Task requirements:
Only lines containing "true" belong in the answer, each copied from the entries below.

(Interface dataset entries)
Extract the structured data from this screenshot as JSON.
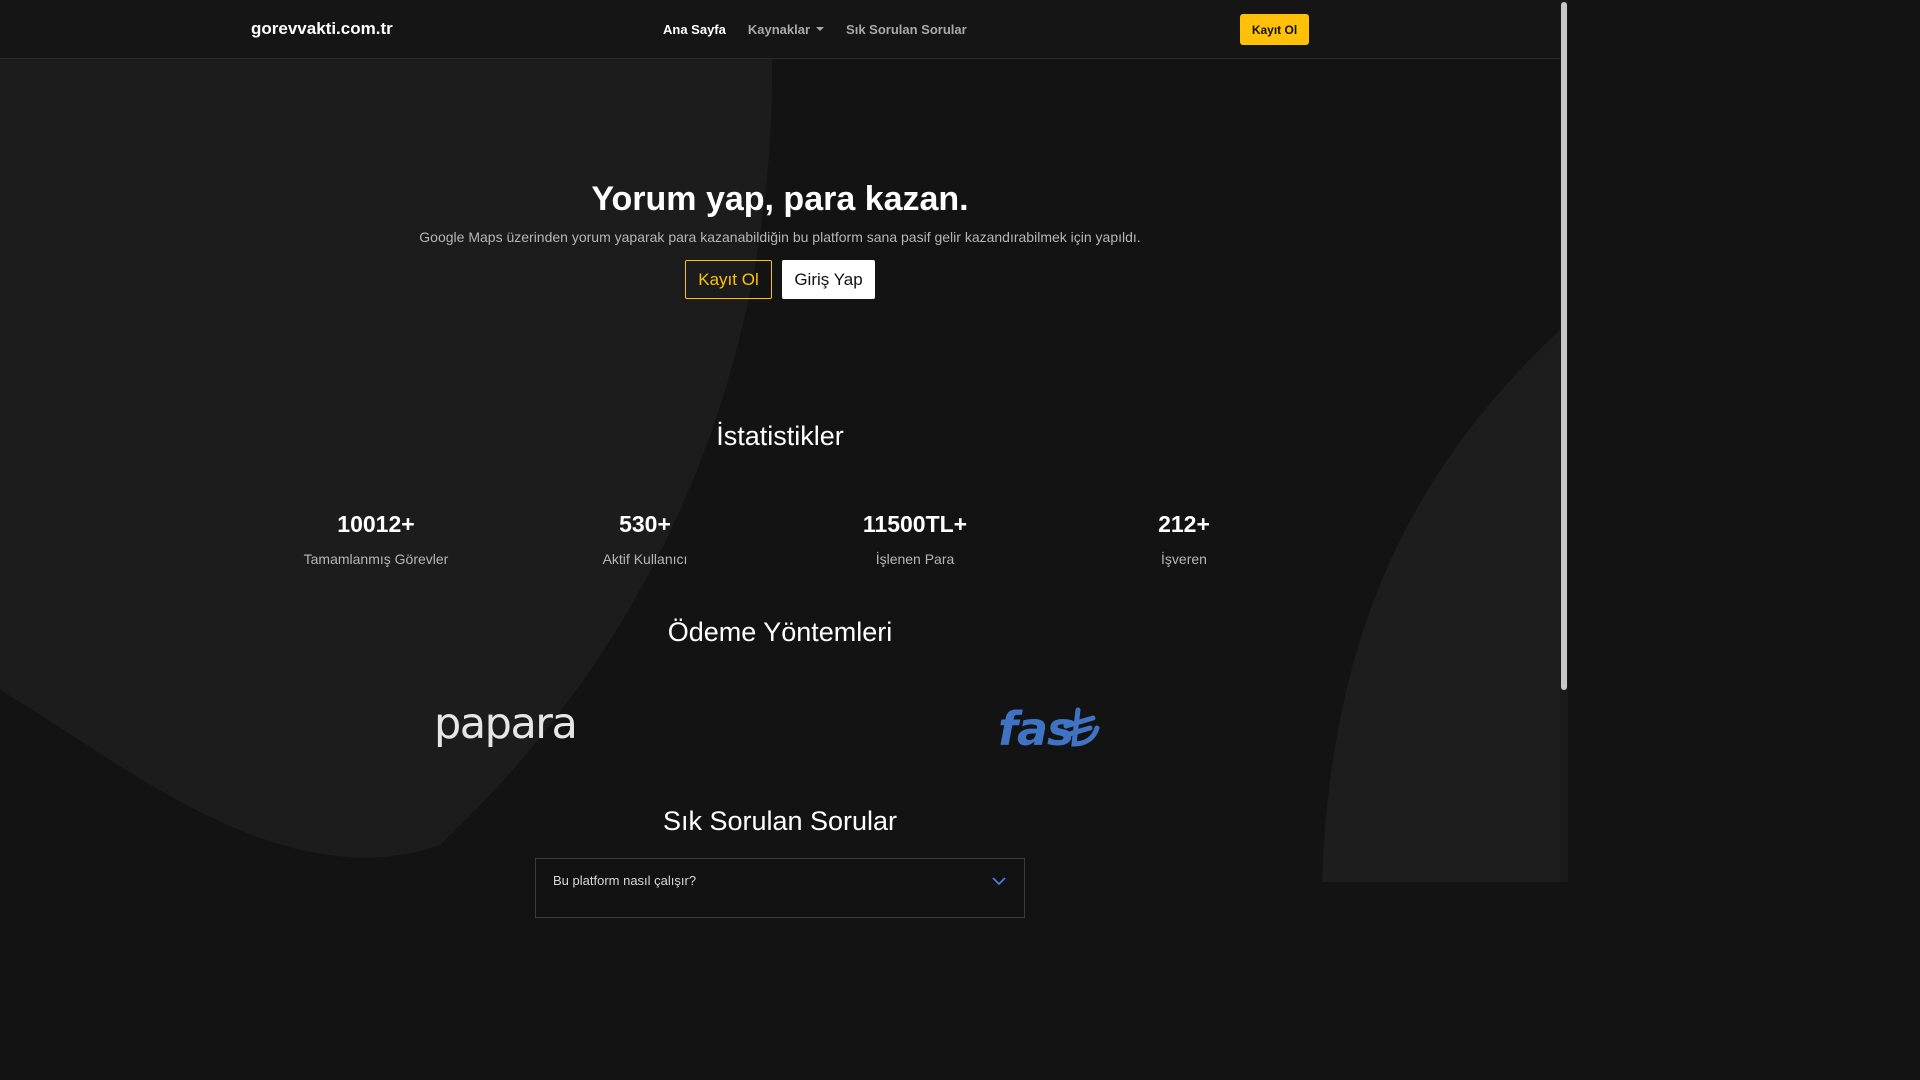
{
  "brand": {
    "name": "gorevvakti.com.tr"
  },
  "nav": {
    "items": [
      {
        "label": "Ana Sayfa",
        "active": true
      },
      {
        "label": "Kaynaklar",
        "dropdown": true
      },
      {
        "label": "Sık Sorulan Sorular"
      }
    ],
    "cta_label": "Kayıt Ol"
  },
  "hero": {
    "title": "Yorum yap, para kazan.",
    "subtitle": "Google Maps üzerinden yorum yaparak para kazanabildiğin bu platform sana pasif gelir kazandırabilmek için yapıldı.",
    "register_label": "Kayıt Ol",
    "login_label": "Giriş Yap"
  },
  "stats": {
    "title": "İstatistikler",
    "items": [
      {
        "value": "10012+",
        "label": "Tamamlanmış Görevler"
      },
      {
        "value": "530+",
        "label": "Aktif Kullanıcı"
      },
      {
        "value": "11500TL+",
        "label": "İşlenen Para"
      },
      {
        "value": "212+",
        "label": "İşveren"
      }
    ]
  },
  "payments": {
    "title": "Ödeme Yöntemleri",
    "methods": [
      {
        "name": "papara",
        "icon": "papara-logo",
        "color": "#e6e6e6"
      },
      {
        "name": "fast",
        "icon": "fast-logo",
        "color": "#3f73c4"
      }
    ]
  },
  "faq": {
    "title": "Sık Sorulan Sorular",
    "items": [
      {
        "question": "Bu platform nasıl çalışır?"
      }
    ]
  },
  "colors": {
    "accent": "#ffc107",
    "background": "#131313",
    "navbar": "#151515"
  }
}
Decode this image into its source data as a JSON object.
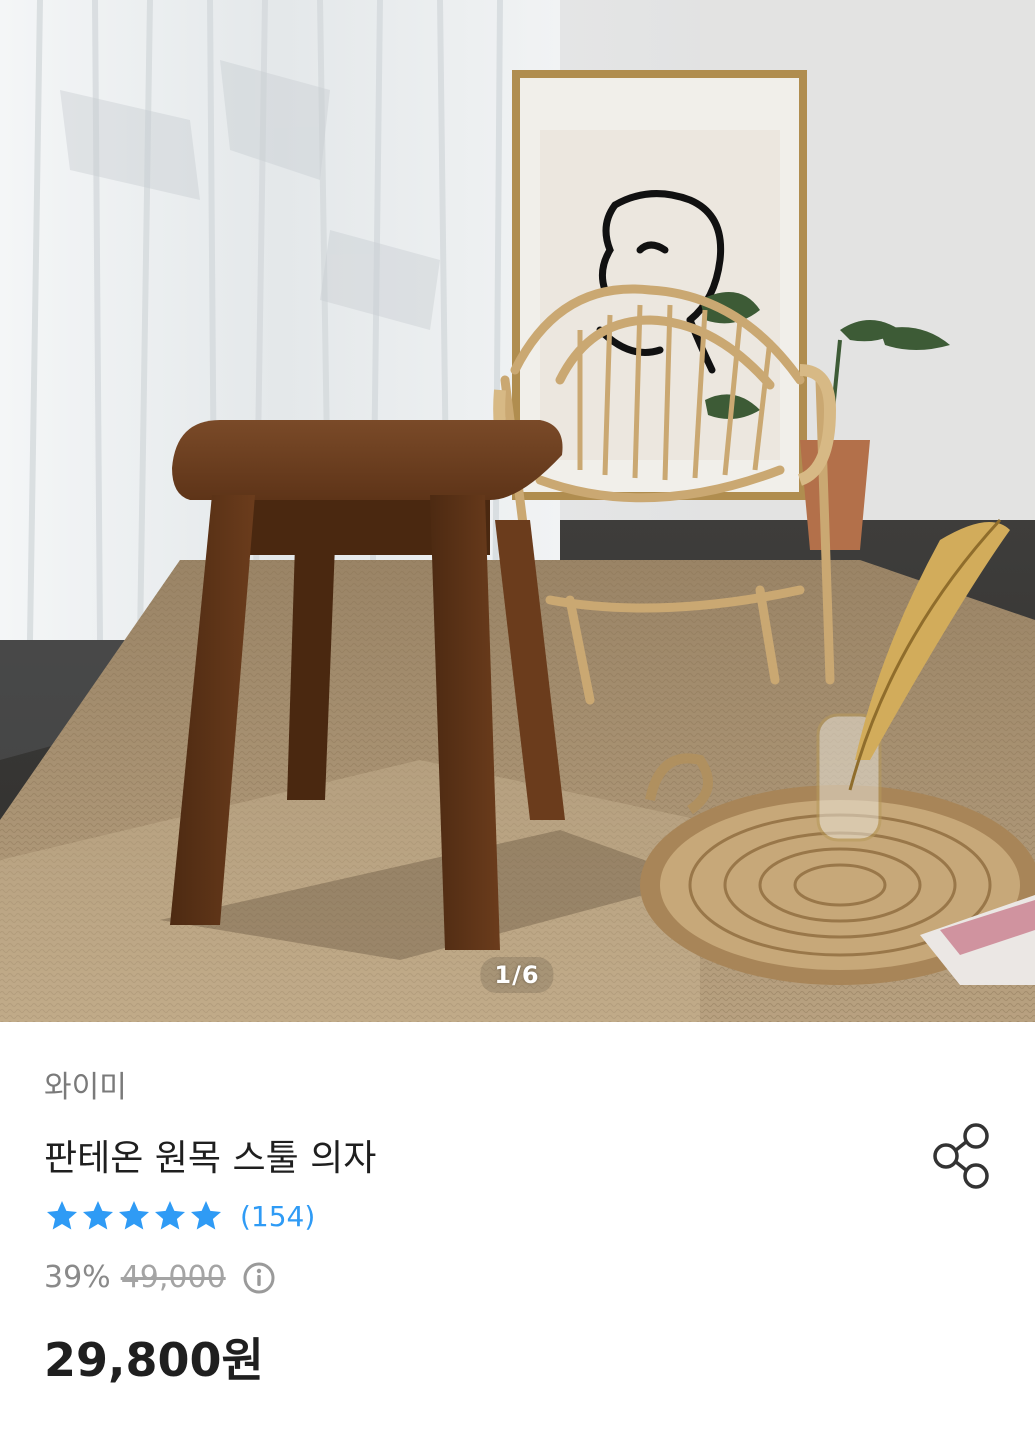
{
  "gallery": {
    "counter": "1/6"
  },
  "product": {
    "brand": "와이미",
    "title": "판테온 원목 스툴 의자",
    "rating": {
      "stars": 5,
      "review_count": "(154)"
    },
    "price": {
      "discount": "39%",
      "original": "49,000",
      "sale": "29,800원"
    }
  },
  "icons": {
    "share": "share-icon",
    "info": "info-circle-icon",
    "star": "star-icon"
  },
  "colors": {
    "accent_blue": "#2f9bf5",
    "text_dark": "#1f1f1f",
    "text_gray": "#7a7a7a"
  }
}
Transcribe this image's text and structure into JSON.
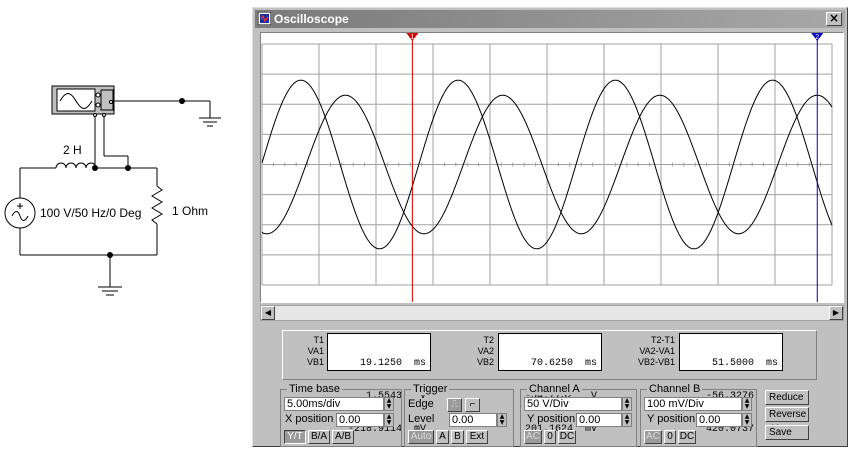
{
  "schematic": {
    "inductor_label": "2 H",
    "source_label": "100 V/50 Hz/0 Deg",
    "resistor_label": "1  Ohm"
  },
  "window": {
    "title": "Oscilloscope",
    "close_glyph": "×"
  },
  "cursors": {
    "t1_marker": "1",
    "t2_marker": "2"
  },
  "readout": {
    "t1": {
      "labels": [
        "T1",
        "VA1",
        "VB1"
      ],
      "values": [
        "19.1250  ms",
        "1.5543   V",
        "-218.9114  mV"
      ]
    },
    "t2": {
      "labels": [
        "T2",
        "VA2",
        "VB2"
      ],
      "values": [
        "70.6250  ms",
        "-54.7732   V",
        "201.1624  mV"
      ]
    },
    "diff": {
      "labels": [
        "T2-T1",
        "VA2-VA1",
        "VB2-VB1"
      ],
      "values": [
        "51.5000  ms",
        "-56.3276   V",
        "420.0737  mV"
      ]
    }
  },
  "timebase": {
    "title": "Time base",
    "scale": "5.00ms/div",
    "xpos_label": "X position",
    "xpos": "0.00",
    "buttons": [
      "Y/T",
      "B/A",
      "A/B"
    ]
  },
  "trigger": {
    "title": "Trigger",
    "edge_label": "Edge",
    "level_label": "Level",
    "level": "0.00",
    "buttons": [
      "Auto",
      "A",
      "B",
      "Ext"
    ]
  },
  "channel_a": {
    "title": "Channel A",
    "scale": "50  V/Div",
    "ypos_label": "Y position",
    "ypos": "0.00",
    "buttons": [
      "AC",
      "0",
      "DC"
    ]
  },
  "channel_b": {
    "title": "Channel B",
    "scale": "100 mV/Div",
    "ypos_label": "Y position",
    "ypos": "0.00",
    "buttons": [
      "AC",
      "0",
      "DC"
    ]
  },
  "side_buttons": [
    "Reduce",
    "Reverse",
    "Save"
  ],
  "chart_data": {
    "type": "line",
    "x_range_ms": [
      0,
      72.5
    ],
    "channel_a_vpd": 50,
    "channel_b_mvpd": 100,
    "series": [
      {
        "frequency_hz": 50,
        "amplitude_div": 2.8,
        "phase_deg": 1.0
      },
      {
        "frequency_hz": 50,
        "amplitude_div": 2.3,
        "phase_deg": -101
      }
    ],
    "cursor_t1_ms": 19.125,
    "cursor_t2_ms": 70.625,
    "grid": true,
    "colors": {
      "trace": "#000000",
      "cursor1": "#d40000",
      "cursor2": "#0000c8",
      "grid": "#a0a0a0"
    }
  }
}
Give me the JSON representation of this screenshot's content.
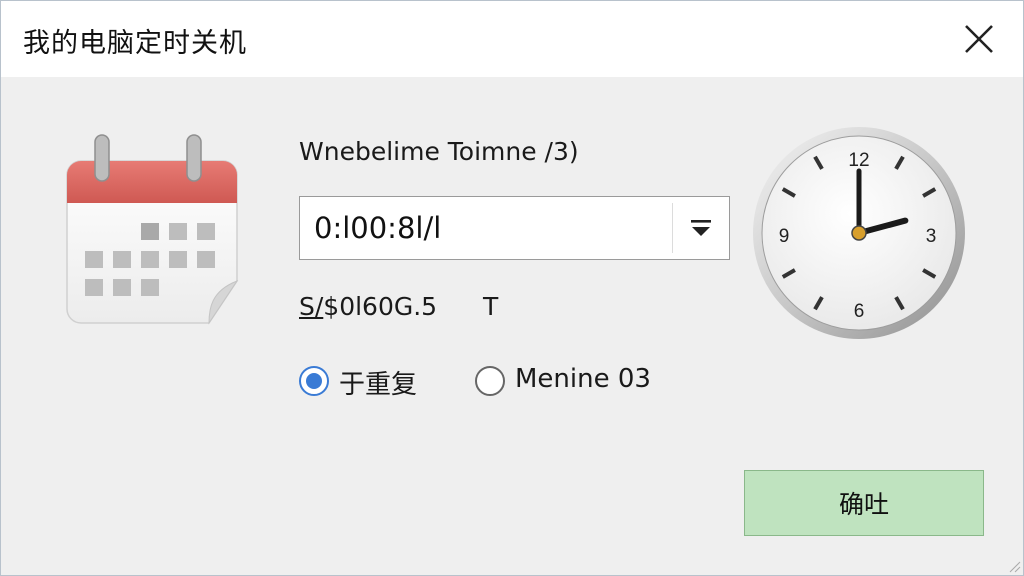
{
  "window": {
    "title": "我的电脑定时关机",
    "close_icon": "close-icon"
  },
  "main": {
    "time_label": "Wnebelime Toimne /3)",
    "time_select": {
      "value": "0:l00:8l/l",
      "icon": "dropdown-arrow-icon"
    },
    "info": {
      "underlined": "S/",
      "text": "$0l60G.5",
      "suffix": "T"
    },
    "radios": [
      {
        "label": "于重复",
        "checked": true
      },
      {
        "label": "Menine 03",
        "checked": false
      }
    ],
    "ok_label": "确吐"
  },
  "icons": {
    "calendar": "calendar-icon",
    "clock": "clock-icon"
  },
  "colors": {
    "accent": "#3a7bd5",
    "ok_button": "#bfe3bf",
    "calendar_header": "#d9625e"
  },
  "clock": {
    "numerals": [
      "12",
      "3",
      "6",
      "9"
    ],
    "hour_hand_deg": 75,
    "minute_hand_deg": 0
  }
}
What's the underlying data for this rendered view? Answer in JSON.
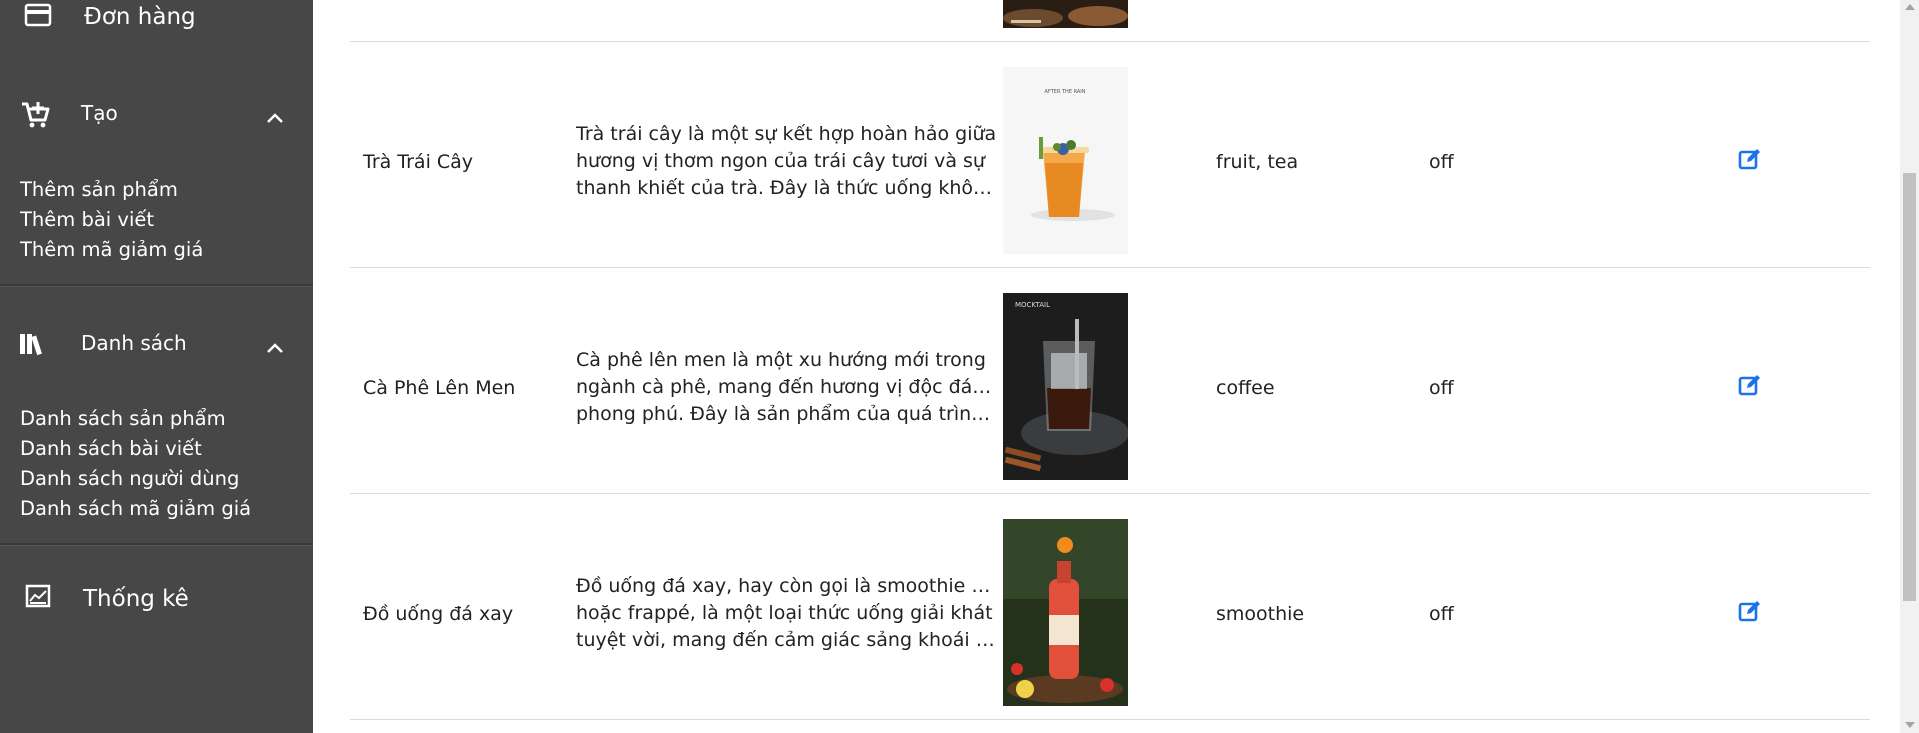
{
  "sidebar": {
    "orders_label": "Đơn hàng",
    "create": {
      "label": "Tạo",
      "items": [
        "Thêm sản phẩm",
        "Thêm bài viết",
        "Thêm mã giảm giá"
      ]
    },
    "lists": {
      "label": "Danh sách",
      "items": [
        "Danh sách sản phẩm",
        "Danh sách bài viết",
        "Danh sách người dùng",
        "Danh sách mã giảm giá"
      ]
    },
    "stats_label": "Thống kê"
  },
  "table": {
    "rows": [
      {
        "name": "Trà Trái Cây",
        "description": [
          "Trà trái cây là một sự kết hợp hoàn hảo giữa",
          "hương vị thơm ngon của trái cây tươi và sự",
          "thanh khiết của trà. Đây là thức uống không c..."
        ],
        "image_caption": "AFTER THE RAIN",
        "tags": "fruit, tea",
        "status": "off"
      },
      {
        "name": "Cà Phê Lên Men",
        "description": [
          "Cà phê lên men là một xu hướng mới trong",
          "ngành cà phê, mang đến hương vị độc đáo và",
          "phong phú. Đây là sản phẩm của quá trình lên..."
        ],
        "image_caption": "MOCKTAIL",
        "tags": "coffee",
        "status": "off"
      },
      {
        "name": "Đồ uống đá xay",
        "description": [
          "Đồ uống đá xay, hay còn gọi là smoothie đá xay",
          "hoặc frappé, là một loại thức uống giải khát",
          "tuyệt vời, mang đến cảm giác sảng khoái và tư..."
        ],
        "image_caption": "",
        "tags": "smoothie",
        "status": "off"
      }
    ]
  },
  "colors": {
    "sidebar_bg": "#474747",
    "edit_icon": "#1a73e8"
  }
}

Expected output:
        "active": true
        "dropdown": true
    "grid": true,
        "checked": true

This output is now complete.